* ASSIGNED TASK
Gather every line in the records below that contains the word "VNIC".

[[ DATA TO USE open ]]

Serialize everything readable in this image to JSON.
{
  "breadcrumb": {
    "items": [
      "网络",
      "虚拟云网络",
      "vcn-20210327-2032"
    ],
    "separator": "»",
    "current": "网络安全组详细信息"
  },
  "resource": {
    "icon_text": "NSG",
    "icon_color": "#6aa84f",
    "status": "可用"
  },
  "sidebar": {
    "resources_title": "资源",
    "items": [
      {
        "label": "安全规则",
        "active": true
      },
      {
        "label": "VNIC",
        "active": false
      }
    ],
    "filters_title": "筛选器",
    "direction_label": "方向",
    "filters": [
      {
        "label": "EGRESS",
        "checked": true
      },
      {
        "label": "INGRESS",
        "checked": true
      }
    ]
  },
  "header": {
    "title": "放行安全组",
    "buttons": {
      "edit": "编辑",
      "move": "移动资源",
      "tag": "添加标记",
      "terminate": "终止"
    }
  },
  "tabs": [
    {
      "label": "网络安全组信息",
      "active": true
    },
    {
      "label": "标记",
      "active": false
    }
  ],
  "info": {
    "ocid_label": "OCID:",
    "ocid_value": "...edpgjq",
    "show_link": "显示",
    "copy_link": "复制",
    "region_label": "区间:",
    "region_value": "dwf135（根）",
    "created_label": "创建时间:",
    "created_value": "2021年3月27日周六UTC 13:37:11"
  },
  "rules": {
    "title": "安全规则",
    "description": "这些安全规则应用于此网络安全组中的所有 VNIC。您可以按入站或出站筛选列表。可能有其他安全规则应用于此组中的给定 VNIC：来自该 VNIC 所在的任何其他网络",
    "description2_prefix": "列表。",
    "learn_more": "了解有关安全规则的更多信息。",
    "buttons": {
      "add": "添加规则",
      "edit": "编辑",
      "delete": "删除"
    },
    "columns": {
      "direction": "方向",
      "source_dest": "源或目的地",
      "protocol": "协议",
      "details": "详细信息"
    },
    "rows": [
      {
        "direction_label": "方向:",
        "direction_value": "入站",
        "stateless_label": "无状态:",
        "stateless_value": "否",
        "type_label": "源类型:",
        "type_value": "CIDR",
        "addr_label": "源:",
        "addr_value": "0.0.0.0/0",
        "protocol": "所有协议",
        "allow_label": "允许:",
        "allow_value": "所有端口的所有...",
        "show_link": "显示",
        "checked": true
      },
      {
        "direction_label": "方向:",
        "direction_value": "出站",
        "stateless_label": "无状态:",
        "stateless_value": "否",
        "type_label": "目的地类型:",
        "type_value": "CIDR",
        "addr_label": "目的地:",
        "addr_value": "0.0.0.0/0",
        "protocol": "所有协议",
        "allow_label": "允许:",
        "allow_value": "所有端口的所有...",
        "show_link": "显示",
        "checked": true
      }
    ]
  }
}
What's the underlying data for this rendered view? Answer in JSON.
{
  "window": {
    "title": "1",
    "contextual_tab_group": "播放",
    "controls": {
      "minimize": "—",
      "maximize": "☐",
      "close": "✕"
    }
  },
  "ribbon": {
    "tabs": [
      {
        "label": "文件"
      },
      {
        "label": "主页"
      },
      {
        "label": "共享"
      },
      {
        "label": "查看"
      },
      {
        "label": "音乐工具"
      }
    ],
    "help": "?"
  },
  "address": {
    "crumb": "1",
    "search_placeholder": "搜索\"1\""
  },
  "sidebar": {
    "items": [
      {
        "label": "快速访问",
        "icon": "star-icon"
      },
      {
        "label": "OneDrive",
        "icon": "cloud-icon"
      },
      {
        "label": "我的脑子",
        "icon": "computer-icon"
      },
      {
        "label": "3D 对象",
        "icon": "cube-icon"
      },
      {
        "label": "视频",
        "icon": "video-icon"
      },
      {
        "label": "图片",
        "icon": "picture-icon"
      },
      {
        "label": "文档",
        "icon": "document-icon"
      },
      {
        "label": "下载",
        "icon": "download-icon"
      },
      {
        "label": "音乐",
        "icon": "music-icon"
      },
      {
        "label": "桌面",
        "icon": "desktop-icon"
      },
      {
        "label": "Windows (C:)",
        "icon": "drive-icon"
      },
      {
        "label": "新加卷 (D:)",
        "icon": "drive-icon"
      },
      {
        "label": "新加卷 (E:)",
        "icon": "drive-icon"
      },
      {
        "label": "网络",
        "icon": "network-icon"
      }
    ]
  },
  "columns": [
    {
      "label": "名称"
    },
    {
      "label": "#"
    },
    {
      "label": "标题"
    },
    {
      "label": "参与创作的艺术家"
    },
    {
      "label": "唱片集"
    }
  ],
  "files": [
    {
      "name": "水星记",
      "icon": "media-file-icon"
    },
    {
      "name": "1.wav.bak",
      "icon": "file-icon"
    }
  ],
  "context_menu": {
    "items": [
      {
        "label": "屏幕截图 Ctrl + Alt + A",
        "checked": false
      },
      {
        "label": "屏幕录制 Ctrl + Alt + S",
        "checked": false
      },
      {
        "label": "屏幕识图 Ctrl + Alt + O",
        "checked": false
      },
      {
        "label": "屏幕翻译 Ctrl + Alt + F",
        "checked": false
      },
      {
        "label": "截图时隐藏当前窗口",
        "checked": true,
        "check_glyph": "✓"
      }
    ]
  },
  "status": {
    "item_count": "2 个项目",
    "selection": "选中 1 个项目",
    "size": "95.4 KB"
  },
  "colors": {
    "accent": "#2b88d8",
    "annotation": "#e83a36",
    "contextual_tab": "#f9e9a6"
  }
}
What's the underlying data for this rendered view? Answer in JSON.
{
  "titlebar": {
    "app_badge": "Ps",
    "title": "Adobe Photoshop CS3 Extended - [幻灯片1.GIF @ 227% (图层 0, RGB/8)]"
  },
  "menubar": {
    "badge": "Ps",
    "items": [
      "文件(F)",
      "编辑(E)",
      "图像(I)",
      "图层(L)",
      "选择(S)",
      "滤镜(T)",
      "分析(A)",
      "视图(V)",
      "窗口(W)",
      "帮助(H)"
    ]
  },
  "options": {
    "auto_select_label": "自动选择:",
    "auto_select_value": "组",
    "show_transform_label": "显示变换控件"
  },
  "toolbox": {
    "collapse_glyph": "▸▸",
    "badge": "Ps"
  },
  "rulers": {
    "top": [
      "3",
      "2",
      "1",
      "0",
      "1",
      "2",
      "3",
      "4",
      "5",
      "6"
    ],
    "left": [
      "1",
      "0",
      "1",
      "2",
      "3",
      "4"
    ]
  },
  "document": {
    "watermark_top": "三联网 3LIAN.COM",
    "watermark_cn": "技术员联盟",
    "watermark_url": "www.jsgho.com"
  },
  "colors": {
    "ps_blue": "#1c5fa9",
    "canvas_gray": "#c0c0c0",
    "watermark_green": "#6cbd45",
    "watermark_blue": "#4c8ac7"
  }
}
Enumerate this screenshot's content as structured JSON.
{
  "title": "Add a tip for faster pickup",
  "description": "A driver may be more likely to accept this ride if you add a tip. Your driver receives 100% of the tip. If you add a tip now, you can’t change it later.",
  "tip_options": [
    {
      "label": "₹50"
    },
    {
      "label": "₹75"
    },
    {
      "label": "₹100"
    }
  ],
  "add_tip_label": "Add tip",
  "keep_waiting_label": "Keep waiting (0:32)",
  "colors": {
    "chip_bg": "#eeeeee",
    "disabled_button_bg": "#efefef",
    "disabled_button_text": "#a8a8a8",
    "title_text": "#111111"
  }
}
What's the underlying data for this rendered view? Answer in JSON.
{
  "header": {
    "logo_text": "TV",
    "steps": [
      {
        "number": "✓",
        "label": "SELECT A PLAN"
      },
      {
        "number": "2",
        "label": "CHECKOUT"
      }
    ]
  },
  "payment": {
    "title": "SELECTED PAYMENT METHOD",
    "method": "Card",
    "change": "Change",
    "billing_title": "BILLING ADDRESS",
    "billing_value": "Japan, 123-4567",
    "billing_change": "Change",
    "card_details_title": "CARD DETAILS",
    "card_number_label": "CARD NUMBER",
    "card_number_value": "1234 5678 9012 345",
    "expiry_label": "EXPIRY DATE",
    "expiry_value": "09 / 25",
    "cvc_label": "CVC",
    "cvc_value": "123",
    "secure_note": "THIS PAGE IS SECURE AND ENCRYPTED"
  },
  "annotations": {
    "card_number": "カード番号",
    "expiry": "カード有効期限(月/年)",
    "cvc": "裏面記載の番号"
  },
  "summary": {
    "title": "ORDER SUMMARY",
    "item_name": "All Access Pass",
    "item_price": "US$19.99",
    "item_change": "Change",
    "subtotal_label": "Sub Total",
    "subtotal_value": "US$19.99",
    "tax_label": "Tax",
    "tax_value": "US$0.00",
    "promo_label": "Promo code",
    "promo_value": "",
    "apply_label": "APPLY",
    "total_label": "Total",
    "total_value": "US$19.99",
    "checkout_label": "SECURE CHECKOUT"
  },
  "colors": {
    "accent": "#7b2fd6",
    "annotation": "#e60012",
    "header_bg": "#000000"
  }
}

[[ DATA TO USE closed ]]

* OUTPUT OF THE TASK
        "label": "VNIC",
    "description": "这些安全规则应用于此网络安全组中的所有 VNIC。您可以按入站或出站筛选列表。可能有其他安全规则应用于此组中的给定 VNIC：来自该 VNIC 所在的任何其他网络",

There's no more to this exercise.